While these fees are huge in the aggregate, they easily escape the attention of the typical saver. The average mutual fund charges just 1% or 2% in fees, but those charges end up costing you a lot over the long run. As the Department of Labor explains:
Assume that you are an employee with 35 years until retirement and a current 401(k) account balance of $25,000. If returns on investments in your account over the next 35 years average 7 percent and fees and expenses reduce your average returns by 0.5 percent, your account balance will grow to $227,000 at retirement, even if there are no further contributions to your account. If fees and expenses are 1.5 percent, however, your account balance will grow to only $163,000. The 1 percent difference in fees and expenses would reduce your account balance at retirement by 28 percent.

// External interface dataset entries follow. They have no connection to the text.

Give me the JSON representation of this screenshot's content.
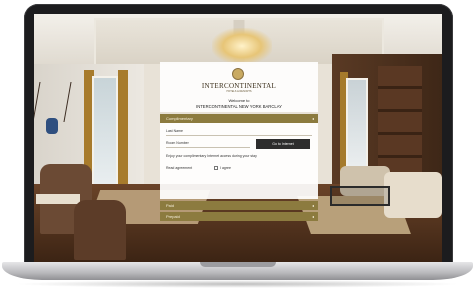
{
  "portal": {
    "brand": "INTERCONTINENTAL",
    "brand_sub": "HOTELS & RESORTS",
    "welcome": "Welcome to",
    "hotel_name": "INTERCONTINENTAL NEW YORK BARCLAY"
  },
  "tabs": {
    "complimentary": "Complimentary",
    "paid": "Paid",
    "prepaid": "Prepaid"
  },
  "form": {
    "last_name_placeholder": "Last Name",
    "room_number_placeholder": "Room Number",
    "go_button": "Go to Internet",
    "info_text": "Enjoy your complimentary Internet access during your stay",
    "agreement_label": "Read agreement",
    "agree_label": "I agree"
  },
  "colors": {
    "tab_gold": "#8c7b3f",
    "button_dark": "#2d2d2d"
  }
}
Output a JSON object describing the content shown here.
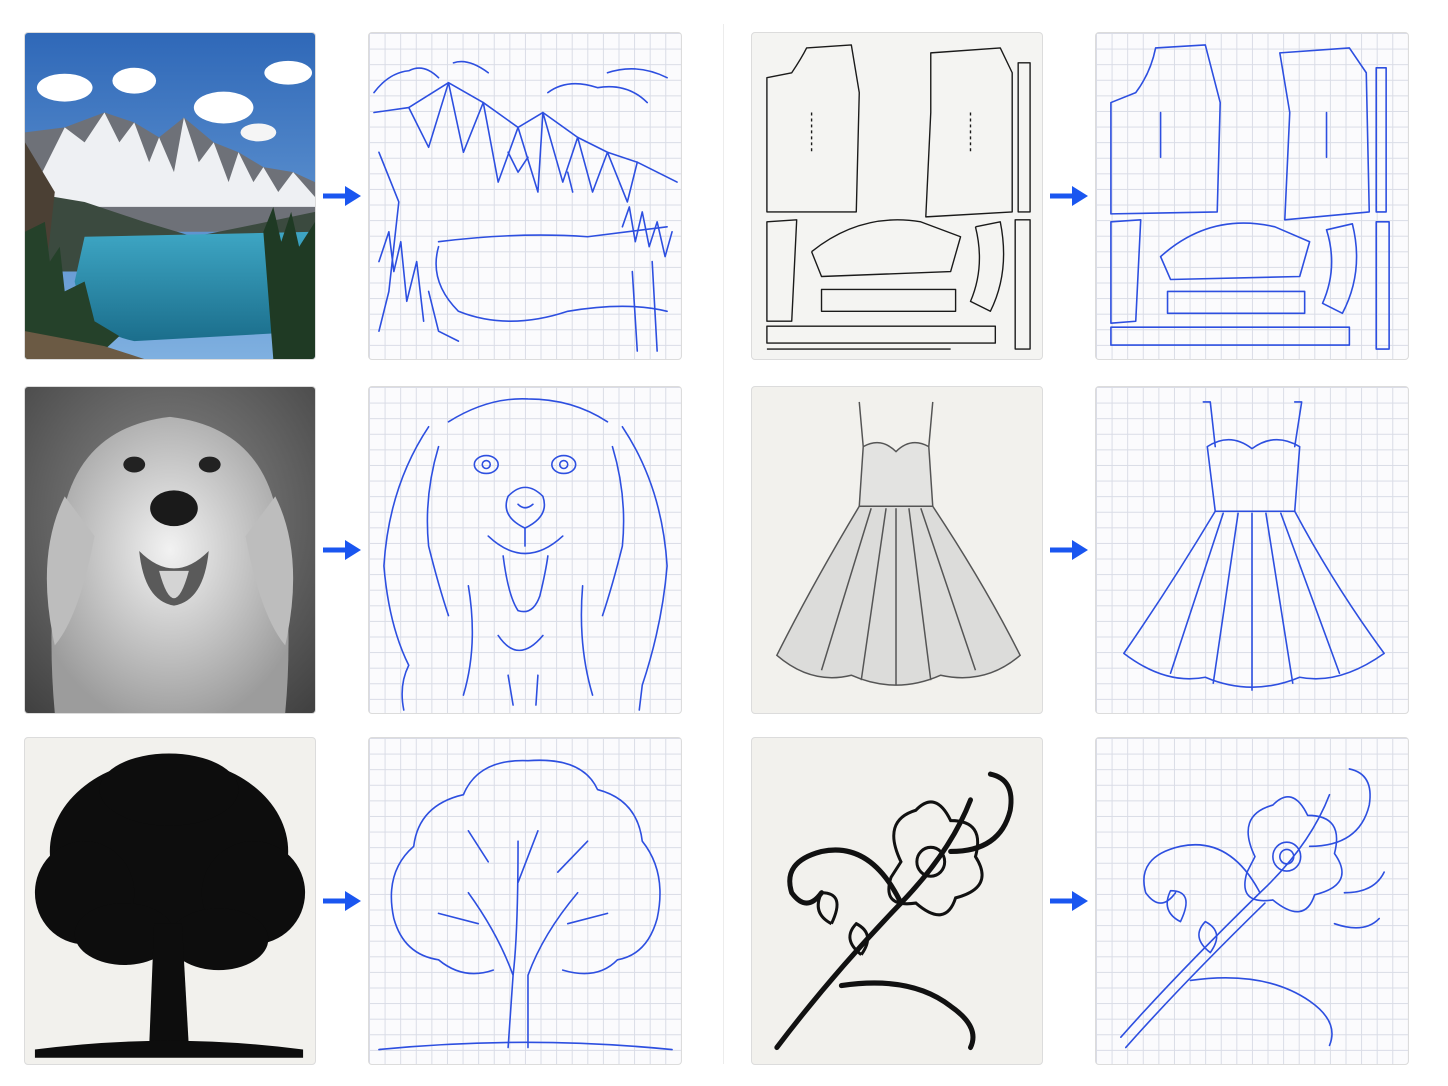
{
  "accent_color": "#1a56f0",
  "line_color": "#2d4fe0",
  "arrow_icon": "right-arrow-icon",
  "rows": [
    {
      "left": {
        "source": "mountain-lake-photo",
        "result": "mountain-lake-line-tracing"
      },
      "right": {
        "source": "sewing-pattern-pieces",
        "result": "sewing-pattern-line-tracing"
      }
    },
    {
      "left": {
        "source": "golden-retriever-photo",
        "result": "golden-retriever-line-tracing"
      },
      "right": {
        "source": "dress-pencil-sketch",
        "result": "dress-line-tracing"
      }
    },
    {
      "left": {
        "source": "tree-silhouette",
        "result": "tree-line-tracing"
      },
      "right": {
        "source": "floral-ornament-ink",
        "result": "floral-ornament-line-tracing"
      }
    }
  ]
}
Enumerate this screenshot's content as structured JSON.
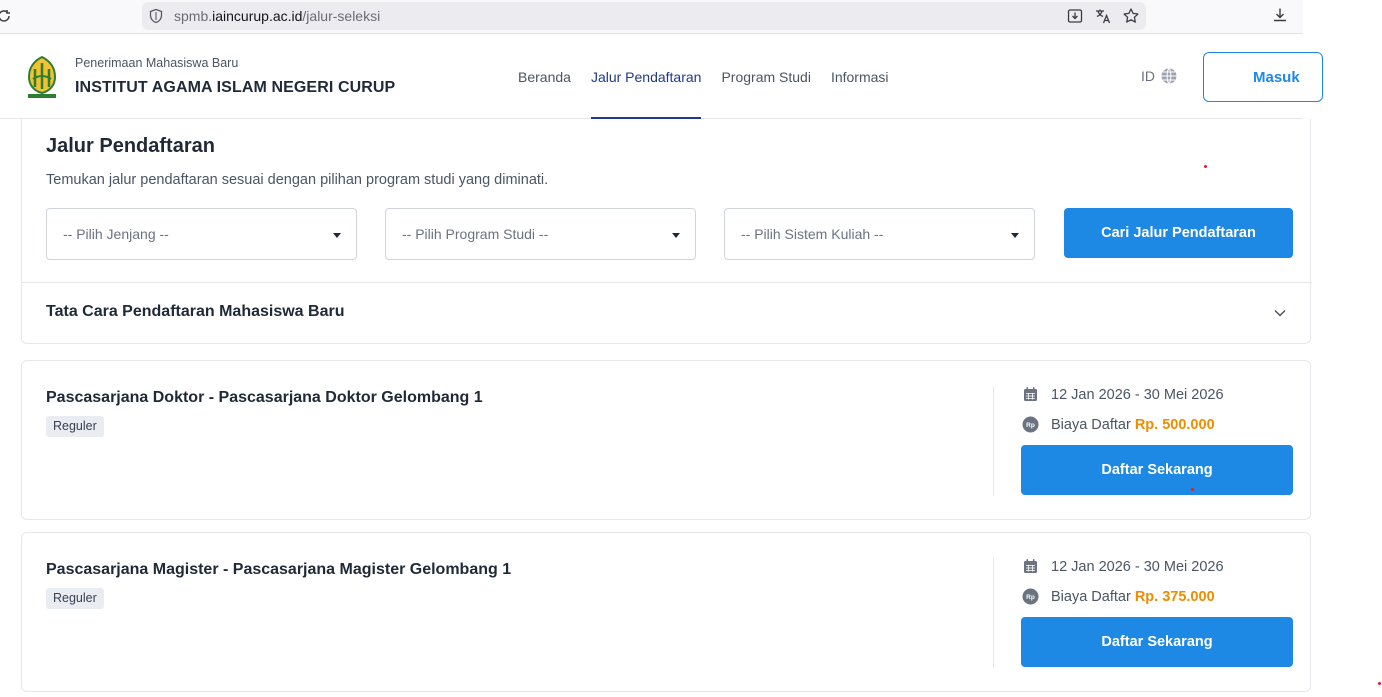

Meanwhile, investors could be parking their money in passively managed index funds like the well-known Vanguard 500 Index Fund, which owns slices of 500 of America’s largest corporations. The fund charges 0.17% in fees, which is exactly why most investment professionals aren’t going to steer you toward such product. Money in index funds doesn’t support an army of portfolio managers, analysts and marketers.
And this is where the fiduciary rule the Labor Department is pushing would come in. Instituting a rule that requires advisers serving employee or individual retirement accounts to act purely in the interest of the client would go a long way in moving some of the billions of dollars the industry makes in fees each year back into the retirement accounts of folks who need them most.
With a retirement-savings gap that’s been estimated to be as much as $14 trillion, and Washington fighting over how much we need to cut Social Security, the American retirement system simply can’t afford to support an investment industry that makes billions from deliberately confusing its clients and steering them toward expensive products that shrink retirement accounts over time. The fact that the industry admits that it would have to drop the business of lower-income folks if forced to act in their best interest should tell you all you need to know about the value of its advice.